The true cause of the Walmart death did not pass Peter S. Goodman by, though. In a New York Times article published the day after the stampede, he stated: “For decades, Americans have been effectively programmed to shop. China, Japan and other foreign powers have provided the wherewithal to purchase their goods by buying staggering quantities of American debt. Financial institutions have scattered credit card offers as if they were takeout menus and turned our houses into A.T.M.’s. Hollywood and Madison Avenue have excelled at persuading us that the holiday season is a time to spend lavishly or risk being found insufficiently appreciative of our loved ones.”

Fast forward to August 2011, and in a scathing indictment of the culture within which the English unrest took place, the comedian and broadcaster Russell Brand writes: “Amidst the bleakness of this social landscape, squinting all the while in the glare of a culture that radiates ultraviolet consumerism and infrared celebrity.

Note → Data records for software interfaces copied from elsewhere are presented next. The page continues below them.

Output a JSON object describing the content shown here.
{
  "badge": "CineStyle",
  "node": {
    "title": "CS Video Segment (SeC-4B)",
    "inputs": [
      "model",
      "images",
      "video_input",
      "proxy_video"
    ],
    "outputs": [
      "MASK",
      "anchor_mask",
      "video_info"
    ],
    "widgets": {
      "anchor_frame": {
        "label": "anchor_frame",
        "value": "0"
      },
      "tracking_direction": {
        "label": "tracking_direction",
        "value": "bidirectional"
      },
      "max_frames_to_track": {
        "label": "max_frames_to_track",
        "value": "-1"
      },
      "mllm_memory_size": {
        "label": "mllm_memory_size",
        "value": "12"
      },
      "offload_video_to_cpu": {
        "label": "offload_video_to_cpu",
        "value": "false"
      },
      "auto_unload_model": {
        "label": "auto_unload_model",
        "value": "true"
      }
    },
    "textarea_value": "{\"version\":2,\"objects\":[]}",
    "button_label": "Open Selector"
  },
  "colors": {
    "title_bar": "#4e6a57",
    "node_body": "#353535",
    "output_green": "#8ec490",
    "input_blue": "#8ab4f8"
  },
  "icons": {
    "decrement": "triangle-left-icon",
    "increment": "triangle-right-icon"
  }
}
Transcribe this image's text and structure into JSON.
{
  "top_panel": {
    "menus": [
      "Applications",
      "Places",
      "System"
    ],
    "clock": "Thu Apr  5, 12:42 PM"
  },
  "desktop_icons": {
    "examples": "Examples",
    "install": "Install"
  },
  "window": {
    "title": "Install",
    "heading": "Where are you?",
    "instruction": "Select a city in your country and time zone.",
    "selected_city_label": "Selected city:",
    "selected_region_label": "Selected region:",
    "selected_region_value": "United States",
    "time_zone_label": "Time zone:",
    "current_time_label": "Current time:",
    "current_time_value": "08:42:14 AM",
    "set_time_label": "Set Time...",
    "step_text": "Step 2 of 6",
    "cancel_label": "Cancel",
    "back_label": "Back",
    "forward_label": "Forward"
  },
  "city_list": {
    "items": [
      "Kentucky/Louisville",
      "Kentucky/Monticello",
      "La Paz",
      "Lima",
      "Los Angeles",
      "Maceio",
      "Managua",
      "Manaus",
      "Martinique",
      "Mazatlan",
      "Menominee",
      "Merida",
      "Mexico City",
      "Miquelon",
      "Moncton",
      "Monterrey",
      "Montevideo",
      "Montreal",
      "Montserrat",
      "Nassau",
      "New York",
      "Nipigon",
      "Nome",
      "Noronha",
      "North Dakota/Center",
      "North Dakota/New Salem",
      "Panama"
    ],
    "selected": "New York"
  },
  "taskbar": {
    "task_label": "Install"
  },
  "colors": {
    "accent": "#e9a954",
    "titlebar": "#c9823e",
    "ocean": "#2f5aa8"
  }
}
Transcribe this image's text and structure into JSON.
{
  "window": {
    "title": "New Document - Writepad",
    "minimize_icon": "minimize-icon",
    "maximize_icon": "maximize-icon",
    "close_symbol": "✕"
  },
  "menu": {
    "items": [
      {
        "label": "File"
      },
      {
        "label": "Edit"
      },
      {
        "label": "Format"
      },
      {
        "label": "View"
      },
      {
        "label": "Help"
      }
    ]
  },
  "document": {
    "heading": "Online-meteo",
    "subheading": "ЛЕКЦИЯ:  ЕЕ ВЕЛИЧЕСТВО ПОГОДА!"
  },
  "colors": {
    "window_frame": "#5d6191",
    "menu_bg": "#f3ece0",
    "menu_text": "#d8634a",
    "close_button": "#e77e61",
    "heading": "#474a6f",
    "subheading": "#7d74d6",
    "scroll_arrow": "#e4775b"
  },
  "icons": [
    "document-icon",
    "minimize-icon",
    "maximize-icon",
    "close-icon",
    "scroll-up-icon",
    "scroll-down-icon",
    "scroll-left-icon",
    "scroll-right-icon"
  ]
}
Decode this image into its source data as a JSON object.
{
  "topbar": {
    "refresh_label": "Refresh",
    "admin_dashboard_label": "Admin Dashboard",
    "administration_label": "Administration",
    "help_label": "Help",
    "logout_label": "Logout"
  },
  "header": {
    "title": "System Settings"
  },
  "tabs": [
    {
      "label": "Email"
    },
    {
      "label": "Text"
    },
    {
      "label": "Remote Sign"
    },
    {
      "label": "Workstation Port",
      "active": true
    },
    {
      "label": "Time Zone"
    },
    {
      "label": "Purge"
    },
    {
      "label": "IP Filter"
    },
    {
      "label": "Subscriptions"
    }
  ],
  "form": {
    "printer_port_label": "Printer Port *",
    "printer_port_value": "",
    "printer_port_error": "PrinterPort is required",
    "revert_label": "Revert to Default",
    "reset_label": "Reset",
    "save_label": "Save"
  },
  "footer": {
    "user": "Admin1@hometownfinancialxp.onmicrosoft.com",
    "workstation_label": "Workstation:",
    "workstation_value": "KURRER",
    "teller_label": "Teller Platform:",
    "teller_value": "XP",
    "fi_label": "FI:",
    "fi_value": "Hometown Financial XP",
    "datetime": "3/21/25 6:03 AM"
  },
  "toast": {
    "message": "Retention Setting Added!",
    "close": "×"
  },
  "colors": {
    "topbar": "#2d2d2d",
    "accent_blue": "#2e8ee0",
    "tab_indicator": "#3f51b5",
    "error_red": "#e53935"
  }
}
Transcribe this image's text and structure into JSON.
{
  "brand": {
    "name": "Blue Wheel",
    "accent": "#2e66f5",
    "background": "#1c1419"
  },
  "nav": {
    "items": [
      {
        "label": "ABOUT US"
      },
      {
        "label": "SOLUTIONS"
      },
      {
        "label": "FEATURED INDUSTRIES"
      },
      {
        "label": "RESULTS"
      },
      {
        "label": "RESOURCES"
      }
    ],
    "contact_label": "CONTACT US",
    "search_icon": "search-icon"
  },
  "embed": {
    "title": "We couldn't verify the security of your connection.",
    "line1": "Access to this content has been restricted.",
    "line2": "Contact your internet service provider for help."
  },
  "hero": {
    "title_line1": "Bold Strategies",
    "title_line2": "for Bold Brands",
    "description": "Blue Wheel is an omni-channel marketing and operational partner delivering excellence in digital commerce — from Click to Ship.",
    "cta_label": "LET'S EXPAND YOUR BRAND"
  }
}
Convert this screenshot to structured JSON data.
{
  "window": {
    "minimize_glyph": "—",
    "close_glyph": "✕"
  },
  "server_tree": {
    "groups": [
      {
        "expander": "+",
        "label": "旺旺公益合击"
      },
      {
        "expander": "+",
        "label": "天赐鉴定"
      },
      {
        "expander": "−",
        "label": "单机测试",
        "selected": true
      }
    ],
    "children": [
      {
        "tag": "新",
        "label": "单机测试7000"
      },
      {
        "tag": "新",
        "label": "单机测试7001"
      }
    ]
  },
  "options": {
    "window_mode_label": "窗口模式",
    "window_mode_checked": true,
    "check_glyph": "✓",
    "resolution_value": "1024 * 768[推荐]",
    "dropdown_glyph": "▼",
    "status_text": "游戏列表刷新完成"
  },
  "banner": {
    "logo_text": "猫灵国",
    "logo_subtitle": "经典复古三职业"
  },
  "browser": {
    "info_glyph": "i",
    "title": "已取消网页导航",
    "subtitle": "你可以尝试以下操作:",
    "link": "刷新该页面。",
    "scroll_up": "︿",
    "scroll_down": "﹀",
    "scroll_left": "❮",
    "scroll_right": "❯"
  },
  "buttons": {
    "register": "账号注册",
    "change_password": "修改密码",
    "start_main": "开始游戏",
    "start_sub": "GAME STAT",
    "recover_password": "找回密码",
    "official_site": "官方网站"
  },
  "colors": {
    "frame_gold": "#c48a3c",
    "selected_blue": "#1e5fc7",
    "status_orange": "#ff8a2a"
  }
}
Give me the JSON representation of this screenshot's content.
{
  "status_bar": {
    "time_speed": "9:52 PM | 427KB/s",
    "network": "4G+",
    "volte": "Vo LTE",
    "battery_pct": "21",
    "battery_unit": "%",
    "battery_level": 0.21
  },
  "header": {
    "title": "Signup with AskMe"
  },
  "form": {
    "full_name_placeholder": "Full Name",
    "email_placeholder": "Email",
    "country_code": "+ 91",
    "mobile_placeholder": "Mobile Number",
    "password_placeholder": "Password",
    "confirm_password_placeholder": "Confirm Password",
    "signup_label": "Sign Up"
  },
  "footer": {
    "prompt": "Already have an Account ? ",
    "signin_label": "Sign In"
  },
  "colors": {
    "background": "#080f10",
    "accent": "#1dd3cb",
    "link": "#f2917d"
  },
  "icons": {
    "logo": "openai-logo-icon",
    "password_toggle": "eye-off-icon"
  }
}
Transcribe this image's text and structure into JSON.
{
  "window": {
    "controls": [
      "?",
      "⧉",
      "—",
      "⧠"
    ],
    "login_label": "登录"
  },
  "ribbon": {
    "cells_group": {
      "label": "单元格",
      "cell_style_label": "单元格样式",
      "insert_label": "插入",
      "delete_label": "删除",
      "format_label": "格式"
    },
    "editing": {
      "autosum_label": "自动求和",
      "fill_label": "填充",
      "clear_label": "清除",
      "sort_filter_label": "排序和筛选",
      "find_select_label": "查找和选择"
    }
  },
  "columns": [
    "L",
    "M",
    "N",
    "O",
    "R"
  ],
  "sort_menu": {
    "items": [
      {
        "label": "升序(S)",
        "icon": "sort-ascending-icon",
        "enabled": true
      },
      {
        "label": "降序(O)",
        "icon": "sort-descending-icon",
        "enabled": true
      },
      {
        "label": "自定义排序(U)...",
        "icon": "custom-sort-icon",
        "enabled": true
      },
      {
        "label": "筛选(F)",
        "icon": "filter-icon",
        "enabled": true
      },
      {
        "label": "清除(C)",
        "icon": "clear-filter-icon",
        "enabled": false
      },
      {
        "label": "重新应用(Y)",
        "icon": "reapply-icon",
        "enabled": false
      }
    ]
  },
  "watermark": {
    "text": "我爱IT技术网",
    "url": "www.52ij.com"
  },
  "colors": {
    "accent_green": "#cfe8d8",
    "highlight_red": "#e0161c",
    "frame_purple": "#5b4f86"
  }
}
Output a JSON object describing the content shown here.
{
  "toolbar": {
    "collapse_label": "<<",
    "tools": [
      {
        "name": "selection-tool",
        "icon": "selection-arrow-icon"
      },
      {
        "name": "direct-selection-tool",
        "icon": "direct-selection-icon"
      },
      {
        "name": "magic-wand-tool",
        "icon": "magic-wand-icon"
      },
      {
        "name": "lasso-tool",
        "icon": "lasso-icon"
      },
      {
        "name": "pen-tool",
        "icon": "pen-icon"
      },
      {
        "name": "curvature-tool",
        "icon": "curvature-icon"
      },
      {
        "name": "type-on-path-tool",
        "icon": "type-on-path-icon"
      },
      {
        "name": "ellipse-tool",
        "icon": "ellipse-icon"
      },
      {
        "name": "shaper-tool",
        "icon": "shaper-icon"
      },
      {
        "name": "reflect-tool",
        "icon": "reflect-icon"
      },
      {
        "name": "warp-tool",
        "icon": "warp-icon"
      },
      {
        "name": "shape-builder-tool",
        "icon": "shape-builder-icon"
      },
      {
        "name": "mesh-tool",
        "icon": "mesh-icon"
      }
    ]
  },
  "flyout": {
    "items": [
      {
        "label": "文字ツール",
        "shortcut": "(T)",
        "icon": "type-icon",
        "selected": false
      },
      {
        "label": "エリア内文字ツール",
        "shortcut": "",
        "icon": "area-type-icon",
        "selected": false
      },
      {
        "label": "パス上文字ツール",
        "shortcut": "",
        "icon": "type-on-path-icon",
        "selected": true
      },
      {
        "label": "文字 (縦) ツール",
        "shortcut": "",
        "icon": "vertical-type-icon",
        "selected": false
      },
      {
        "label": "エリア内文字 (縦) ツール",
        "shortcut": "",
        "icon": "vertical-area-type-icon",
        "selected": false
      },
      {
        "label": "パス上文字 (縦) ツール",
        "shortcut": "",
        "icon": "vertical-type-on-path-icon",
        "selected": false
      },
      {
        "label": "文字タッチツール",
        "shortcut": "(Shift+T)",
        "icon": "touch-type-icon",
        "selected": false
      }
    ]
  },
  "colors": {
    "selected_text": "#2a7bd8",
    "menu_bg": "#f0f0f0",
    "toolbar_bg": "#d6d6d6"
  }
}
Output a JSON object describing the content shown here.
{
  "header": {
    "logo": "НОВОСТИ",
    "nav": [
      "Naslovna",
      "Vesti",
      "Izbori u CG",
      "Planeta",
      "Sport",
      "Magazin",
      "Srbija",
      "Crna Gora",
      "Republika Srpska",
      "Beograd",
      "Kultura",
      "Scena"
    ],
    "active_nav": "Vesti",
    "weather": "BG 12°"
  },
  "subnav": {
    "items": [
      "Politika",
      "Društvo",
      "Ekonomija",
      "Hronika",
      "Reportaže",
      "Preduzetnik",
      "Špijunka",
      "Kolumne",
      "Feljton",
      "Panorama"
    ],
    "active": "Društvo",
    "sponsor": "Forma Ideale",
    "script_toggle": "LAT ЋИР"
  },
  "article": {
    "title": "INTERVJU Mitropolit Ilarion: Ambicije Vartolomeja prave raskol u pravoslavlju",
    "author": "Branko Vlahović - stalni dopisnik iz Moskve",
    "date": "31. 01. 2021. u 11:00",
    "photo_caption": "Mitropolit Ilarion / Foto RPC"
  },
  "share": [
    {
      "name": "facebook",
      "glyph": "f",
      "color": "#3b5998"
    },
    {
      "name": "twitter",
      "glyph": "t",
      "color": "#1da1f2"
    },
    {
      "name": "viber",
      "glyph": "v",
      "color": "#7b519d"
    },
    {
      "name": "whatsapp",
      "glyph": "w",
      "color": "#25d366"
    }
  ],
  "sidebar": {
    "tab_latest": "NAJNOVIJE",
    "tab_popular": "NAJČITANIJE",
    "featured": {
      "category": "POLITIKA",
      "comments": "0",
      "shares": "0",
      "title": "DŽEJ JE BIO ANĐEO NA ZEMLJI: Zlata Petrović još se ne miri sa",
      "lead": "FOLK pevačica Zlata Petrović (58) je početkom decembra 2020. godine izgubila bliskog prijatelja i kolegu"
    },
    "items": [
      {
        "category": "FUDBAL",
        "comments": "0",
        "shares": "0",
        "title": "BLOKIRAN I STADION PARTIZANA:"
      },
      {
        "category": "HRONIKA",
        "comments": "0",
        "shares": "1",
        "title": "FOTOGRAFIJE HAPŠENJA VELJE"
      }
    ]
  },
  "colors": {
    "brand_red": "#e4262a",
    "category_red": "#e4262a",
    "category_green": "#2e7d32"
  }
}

That daily, hourly, incessantly enforces the egregious, deceitful message that you are what you wear, what you drive, what you watch and what you watch it on, in livid, neon pixels. The only light in their lives comes from these luminous corporate messages. No wonder they have their fucking hoods up.” Russell Brand seems to be one of the few lights in the corporate and politically generated swill masquerading as journalism.

So we look again at the four year sentences handed down to Jordan Blackshaw and Perry Sutcliffe-Keenan for “incitement” to riots that never occured, and wonder why, if the real cause of looting and the violence that often surrounds such incidents is the simple desire to attain the consumer goods that we are implored to seek out, the huge corporations that make money from our desires never have the finger pointed at their activities. And we have to conclude that without the consumer culture there would be no economic growth, and without economic growth there would be no more industrial civilization. That is a price that no politician, CEO, media-mogul or investment banker ever wants to pay.

And that is why the consumer culture will never be convicted.

Posted in Corporate Hypocrisy, Media Hypocrisy, Political Hypocrisy | 2 Comments »